In February 2020, the Ninth Circuit held that YouTube, as a private entity, does not have to provide First Amendment protections to its content creators. The holding was not surprising or groundbreaking, but the case served as catalyst in the discussion of how platforms should moderate content. This was further amplified when over the summer, Twitter started to add warnings under some of President Donald Trump’s tweets. In response, the President called to “REVOKE 230.”

“230” refers to Section 230 of the Communications Decency Act. At a high level, Section 230 allows platforms to moderate content at their discretion without fear of liability. But today, platforms dominate much of the national discourse and heavily influence politics and government.

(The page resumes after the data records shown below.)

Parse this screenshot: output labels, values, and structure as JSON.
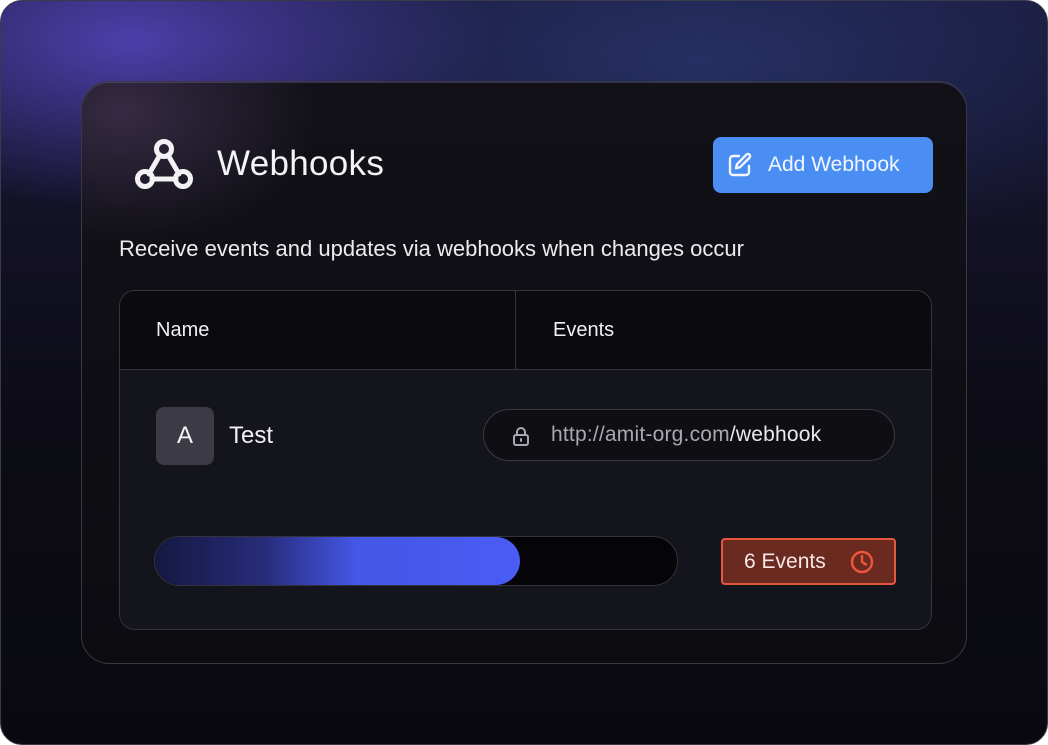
{
  "header": {
    "title": "Webhooks",
    "icon": "webhook-icon",
    "add_button_label": "Add Webhook",
    "add_button_icon": "edit-icon"
  },
  "subtitle": "Receive events and updates via webhooks when changes occur",
  "table": {
    "columns": [
      "Name",
      "Events"
    ],
    "rows": [
      {
        "avatar_initial": "A",
        "name": "Test",
        "url_host": "http://amit-org.com",
        "url_path": "/webhook",
        "url_icon": "lock-icon",
        "progress_percent": 70,
        "events_label": "6 Events",
        "events_icon": "clock-icon"
      }
    ]
  },
  "colors": {
    "accent_button": "#4a8ef4",
    "progress_fill": "#4a5cf4",
    "badge_border": "#e4573c",
    "badge_bg": "#6b2a20"
  }
}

This Note explores the role of Section 230 in today’s social media-dominated world and critiques the recent push to regulate Section 230. This Note argues that the First Amendment and government intervention are ineffective and dangerous tools in Section 230 regulation. Instead, this Note proposes a collaborative industry-government approach that balances on the needs of social media platforms, government, users, and content creators.